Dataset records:
******
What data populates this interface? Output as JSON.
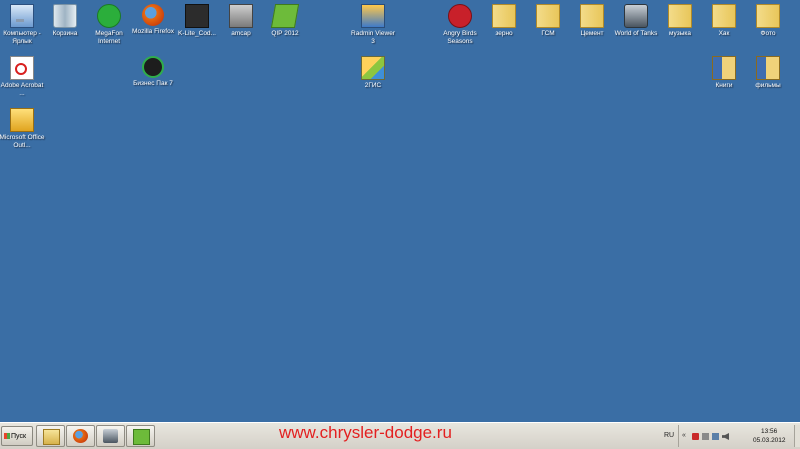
{
  "desktop": {
    "background": "#3a6ea5",
    "icons": [
      {
        "label": "Компьютер - Ярлык",
        "icon": "computer-icon"
      },
      {
        "label": "Корзина",
        "icon": "recycle-bin-icon"
      },
      {
        "label": "MegaFon Internet",
        "icon": "megafon-icon"
      },
      {
        "label": "Mozilla Firefox",
        "icon": "firefox-icon"
      },
      {
        "label": "K-Lite_Cod...",
        "icon": "klite-codec-icon"
      },
      {
        "label": "amcap",
        "icon": "amcap-icon"
      },
      {
        "label": "QIP 2012",
        "icon": "qip-icon"
      },
      {
        "label": "Radmin Viewer 3",
        "icon": "radmin-icon"
      },
      {
        "label": "Angry Birds Seasons",
        "icon": "angry-birds-icon"
      },
      {
        "label": "зерно",
        "icon": "folder-icon"
      },
      {
        "label": "ГСМ",
        "icon": "folder-icon"
      },
      {
        "label": "Цемент",
        "icon": "folder-icon"
      },
      {
        "label": "World of Tanks",
        "icon": "world-of-tanks-icon"
      },
      {
        "label": "музыка",
        "icon": "folder-icon"
      },
      {
        "label": "Хак",
        "icon": "folder-icon"
      },
      {
        "label": "Фото",
        "icon": "folder-icon"
      },
      {
        "label": "Adobe Acrobat ...",
        "icon": "acrobat-icon"
      },
      {
        "label": "Бизнес Пак 7",
        "icon": "business-pack-icon"
      },
      {
        "label": "2ГИС",
        "icon": "2gis-icon"
      },
      {
        "label": "Книги",
        "icon": "books-folder-icon"
      },
      {
        "label": "фильмы",
        "icon": "films-folder-icon"
      },
      {
        "label": "Microsoft Office Outl...",
        "icon": "outlook-icon"
      }
    ]
  },
  "taskbar": {
    "start_label": "Пуск",
    "pinned": [
      {
        "name": "explorer",
        "icon": "folder-icon"
      },
      {
        "name": "firefox",
        "icon": "firefox-icon"
      },
      {
        "name": "world-of-tanks",
        "icon": "world-of-tanks-icon"
      },
      {
        "name": "qip",
        "icon": "qip-icon"
      }
    ],
    "watermark": "www.chrysler-dodge.ru",
    "language": "RU",
    "tray_chevron": "«",
    "clock_time": "13:56",
    "clock_date": "05.03.2012"
  }
}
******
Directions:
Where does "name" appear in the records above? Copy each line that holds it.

Task response:
        "name": "explorer",
        "name": "firefox",
        "name": "world-of-tanks",
        "name": "qip",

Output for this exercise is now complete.